In the first chapter of her literary criticism of Charles Williams, Agnes Sibley writes

Charles Williams led an outwardly uneventful life. He never took a holiday, and only once did he leave England, to give a lecture in Paris. It was as if he needed no external stimulus to make ife interesting; an inner excitement about ideas carried him through what same would have regarded as boring days.

Fascinating. I aspire to travel, but I also aspire to what she is describing here.

The more and more I read of William’s works and about him, the more I am convinced that about 80% of what was cool about Williams was lost when he died in 1945 at the age of 58.

All accounts of Williams are of an amazing personality. And yet… his actually writing? I’m going to step out into the light here and say that Charles William’s work are of dubious value.

I read a recent essay on how Bob Dylan can produce (intentionally maybe?) a horrible new album and people will rave over it anyway. I’m afraid people are slow to denounce Williams for similar reasons. C.S. Lewis absolutely gushed over him at every opportunity. Out of respect for Lewis, nobody is able to read one of William’s novels and say (out loud) “Hey, wait a minute. This is crap”. Well, I’ll say it. Actually crap is maybe a bit too strong. You could do a lot worse. But it’s still pretty lousy.

I’m serious!

His ideas were original. He took romantic idealism to mind-blowing new heights. Heights that I’m afraid could only be sustained as long as he was personally in the room maintaining the energy through sheer enthusiasm.

I have TRIED really hard to like Williams. I really have. It seems like I should like him. Some of his stuff has been great. His introduction to Arthurian legend was top notch. His poetry has it’s moments. But for the most part? I’m tired of trying. On to something else.

6 Responses to “Charles Williams, sigh…”

  1. Steve Hayes says:

    For me it’s just the opposite.

    I don’t find his life very interesting, but I do enjoy his novels, and keep re-reading them. I don’t often re-read novels, unless I’ve forgotten the plot, but I re-read Williams’s novels even though I’ve read them often enough that I can remember the plot.

  2. Matthew says:

    Interesting. Well, I’ve never met anyone that was that into them!

    I certainly like what he did with the Arthurian legend.

    Maybe the fact that I’m not enamored with Dante causes me to miss something important.

  3. Steve Hayes says:

    I must say I haven’t read Dante, really, though as a child i was fascinated by Gustav DorĂ©’s illustrations of the Inferno.

    Williams has a small but enthusiastic following. There’s a general Inklings forum at Neoinklings, and a specifically Williams one at Coinherence.

  4. Matthew says:

    Thanks for the links. I’ll check it out.

  5. Tim says:

    Williams’ mind must have been full of fireflies. He is a writer of the short burst of intense light — one sentence or paragraph — which he then chases with long darkness. The genius moments are higher than Lewis, but the clunkers are so bad Lewis could not have written them in the nursery.

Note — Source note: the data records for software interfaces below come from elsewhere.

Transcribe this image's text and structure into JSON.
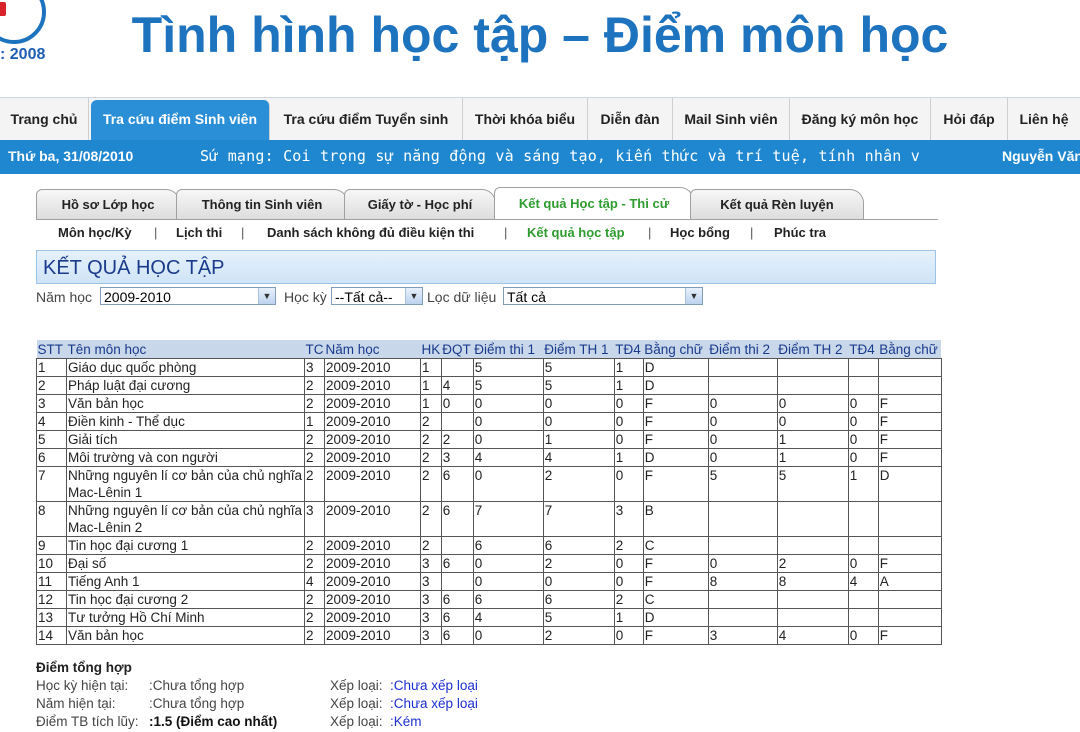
{
  "logo": {
    "year": ": 2008"
  },
  "slide_title": "Tình hình học tập – Điểm môn học",
  "topnav": [
    {
      "label": "Trang chủ",
      "active": false
    },
    {
      "label": "Tra cứu điểm Sinh viên",
      "active": true
    },
    {
      "label": "Tra cứu điểm Tuyển sinh",
      "active": false
    },
    {
      "label": "Thời khóa biểu",
      "active": false
    },
    {
      "label": "Diễn đàn",
      "active": false
    },
    {
      "label": "Mail Sinh viên",
      "active": false
    },
    {
      "label": "Đăng ký môn học",
      "active": false
    },
    {
      "label": "Hỏi đáp",
      "active": false
    },
    {
      "label": "Liên hệ",
      "active": false
    }
  ],
  "infobar": {
    "date": "Thứ ba, 31/08/2010",
    "mission": "Sứ mạng: Coi trọng sự năng động và sáng tạo, kiến thức và trí tuệ, tính nhân v",
    "user": "Nguyễn Văn"
  },
  "tabs": [
    {
      "label": "Hồ sơ Lớp học",
      "active": false
    },
    {
      "label": "Thông tin Sinh viên",
      "active": false
    },
    {
      "label": "Giấy tờ - Học phí",
      "active": false
    },
    {
      "label": "Kết quả Học tập - Thi cử",
      "active": true
    },
    {
      "label": "Kết quả Rèn luyện",
      "active": false
    }
  ],
  "subnav": [
    {
      "label": "Môn học/Kỳ",
      "active": false
    },
    {
      "label": "Lịch thi",
      "active": false
    },
    {
      "label": "Danh sách không đủ điều kiện thi",
      "active": false
    },
    {
      "label": "Kết quả học tập",
      "active": true
    },
    {
      "label": "Học bổng",
      "active": false
    },
    {
      "label": "Phúc tra",
      "active": false
    }
  ],
  "section_title": "KẾT QUẢ HỌC TẬP",
  "filters": {
    "year_label": "Năm học",
    "year_value": "2009-2010",
    "term_label": "Học kỳ",
    "term_value": "--Tất cả--",
    "filter_label": "Lọc dữ liệu",
    "filter_value": "Tất cả"
  },
  "table": {
    "headers": [
      "STT",
      "Tên môn học",
      "TC",
      "Năm học",
      "HK",
      "ĐQT",
      "Điểm thi 1",
      "Điểm TH 1",
      "TĐ4",
      "Bằng chữ",
      "Điểm thi 2",
      "Điểm TH 2",
      "TĐ4",
      "Bằng chữ"
    ],
    "rows": [
      [
        "1",
        "Giáo dục quốc phòng",
        "3",
        "2009-2010",
        "1",
        "",
        "5",
        "5",
        "1",
        "D",
        "",
        "",
        "",
        ""
      ],
      [
        "2",
        "Pháp luật đại cương",
        "2",
        "2009-2010",
        "1",
        "4",
        "5",
        "5",
        "1",
        "D",
        "",
        "",
        "",
        ""
      ],
      [
        "3",
        "Văn bản học",
        "2",
        "2009-2010",
        "1",
        "0",
        "0",
        "0",
        "0",
        "F",
        "0",
        "0",
        "0",
        "F"
      ],
      [
        "4",
        "Điền kinh - Thể dục",
        "1",
        "2009-2010",
        "2",
        "",
        "0",
        "0",
        "0",
        "F",
        "0",
        "0",
        "0",
        "F"
      ],
      [
        "5",
        "Giải tích",
        "2",
        "2009-2010",
        "2",
        "2",
        "0",
        "1",
        "0",
        "F",
        "0",
        "1",
        "0",
        "F"
      ],
      [
        "6",
        "Môi trường và con người",
        "2",
        "2009-2010",
        "2",
        "3",
        "4",
        "4",
        "1",
        "D",
        "0",
        "1",
        "0",
        "F"
      ],
      [
        "7",
        "Những nguyên lí cơ bản của chủ nghĩa Mac-Lênin 1",
        "2",
        "2009-2010",
        "2",
        "6",
        "0",
        "2",
        "0",
        "F",
        "5",
        "5",
        "1",
        "D"
      ],
      [
        "8",
        "Những nguyên lí cơ bản của chủ nghĩa Mac-Lênin 2",
        "3",
        "2009-2010",
        "2",
        "6",
        "7",
        "7",
        "3",
        "B",
        "",
        "",
        "",
        ""
      ],
      [
        "9",
        "Tin học đại cương 1",
        "2",
        "2009-2010",
        "2",
        "",
        "6",
        "6",
        "2",
        "C",
        "",
        "",
        "",
        ""
      ],
      [
        "10",
        "Đại số",
        "2",
        "2009-2010",
        "3",
        "6",
        "0",
        "2",
        "0",
        "F",
        "0",
        "2",
        "0",
        "F"
      ],
      [
        "11",
        "Tiếng Anh 1",
        "4",
        "2009-2010",
        "3",
        "",
        "0",
        "0",
        "0",
        "F",
        "8",
        "8",
        "4",
        "A"
      ],
      [
        "12",
        "Tin học đại cương 2",
        "2",
        "2009-2010",
        "3",
        "6",
        "6",
        "6",
        "2",
        "C",
        "",
        "",
        "",
        ""
      ],
      [
        "13",
        "Tư tưởng Hồ Chí Minh",
        "2",
        "2009-2010",
        "3",
        "6",
        "4",
        "5",
        "1",
        "D",
        "",
        "",
        "",
        ""
      ],
      [
        "14",
        "Văn bản học",
        "2",
        "2009-2010",
        "3",
        "6",
        "0",
        "2",
        "0",
        "F",
        "3",
        "4",
        "0",
        "F"
      ]
    ]
  },
  "summary": {
    "heading": "Điểm tổng hợp",
    "term_label": "Học kỳ hiện tại:",
    "term_value": ":Chưa tổng hợp",
    "year_label": "Năm hiện tại:",
    "year_value": ":Chưa tổng hợp",
    "gpa_label": "Điểm TB tích lũy:",
    "gpa_value": ":1.5 (Điểm cao nhất)",
    "rank_label": "Xếp loại:",
    "rank1": ":Chưa xếp loại",
    "rank2": ":Chưa xếp loại",
    "rank3": ":Kém"
  }
}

    The steadiest work, I think, is The Figure of Beatrice.

  6. Matthew says:

    Ah, that’s a really good way of putting it. Williams is very inconsistent.

    That Hideous Strength is 10x better than any of William’s supernatural novels if for no other reason than it’s good the whole way through – not just for a passing moment here and there.
    He has his moments though.

Leave a Reply